**Task description**
For each line of the data below, test for "confirm". Report only the number of lines that pass.

___ Excerpted data

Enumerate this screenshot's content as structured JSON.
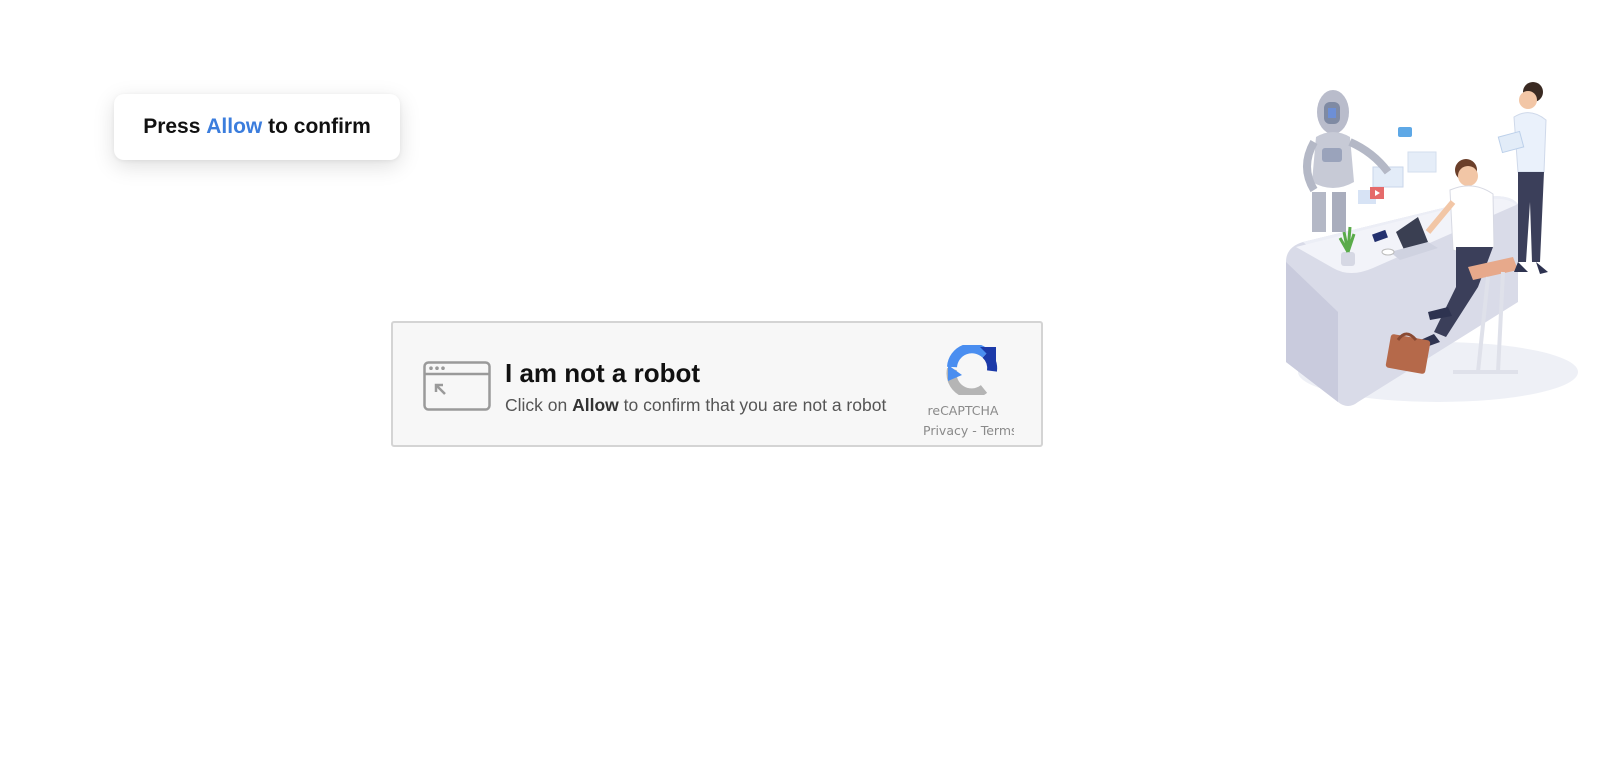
{
  "toast": {
    "prefix": "Press",
    "highlight": "Allow",
    "suffix": "to confirm",
    "accent_color": "#3b7ddd"
  },
  "captcha": {
    "icon": "browser-window-cursor-icon",
    "title": "I am not a robot",
    "subtitle_prefix": "Click on",
    "subtitle_bold": "Allow",
    "subtitle_suffix": "to confirm that you are not a robot",
    "logo_icon": "recaptcha-logo-icon",
    "brand": "reCAPTCHA",
    "links": "Privacy - Terms"
  },
  "illustration": {
    "icon": "office-robot-illustration"
  }
}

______

**Solution for this exercise**
2